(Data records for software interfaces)
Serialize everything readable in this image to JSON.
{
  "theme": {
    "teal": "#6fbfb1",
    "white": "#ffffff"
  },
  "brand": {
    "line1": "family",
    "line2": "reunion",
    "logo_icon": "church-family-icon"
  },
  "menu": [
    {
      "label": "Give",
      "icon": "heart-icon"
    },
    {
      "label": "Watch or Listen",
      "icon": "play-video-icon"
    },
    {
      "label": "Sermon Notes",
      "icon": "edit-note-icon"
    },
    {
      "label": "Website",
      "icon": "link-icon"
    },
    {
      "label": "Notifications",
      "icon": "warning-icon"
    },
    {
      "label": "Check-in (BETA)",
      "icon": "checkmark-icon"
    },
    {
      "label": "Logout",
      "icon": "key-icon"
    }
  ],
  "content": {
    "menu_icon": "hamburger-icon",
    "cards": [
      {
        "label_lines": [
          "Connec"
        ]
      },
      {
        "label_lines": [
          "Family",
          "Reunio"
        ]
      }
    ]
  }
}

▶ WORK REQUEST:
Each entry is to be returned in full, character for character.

▶ SOLUTION TO THE PROBLEM:
Serialize everything readable in this image to JSON.
{
  "theme": {
    "teal": "#6fbfb1",
    "white": "#ffffff"
  },
  "brand": {
    "line1": "family",
    "line2": "reunion",
    "logo_icon": "church-family-icon"
  },
  "menu": [
    {
      "label": "Give",
      "icon": "heart-icon"
    },
    {
      "label": "Watch or Listen",
      "icon": "play-video-icon"
    },
    {
      "label": "Sermon Notes",
      "icon": "edit-note-icon"
    },
    {
      "label": "Website",
      "icon": "link-icon"
    },
    {
      "label": "Notifications",
      "icon": "warning-icon"
    },
    {
      "label": "Check-in (BETA)",
      "icon": "checkmark-icon"
    },
    {
      "label": "Logout",
      "icon": "key-icon"
    }
  ],
  "content": {
    "menu_icon": "hamburger-icon",
    "cards": [
      {
        "label_lines": [
          "Connec"
        ]
      },
      {
        "label_lines": [
          "Family",
          "Reunio"
        ]
      }
    ]
  }
}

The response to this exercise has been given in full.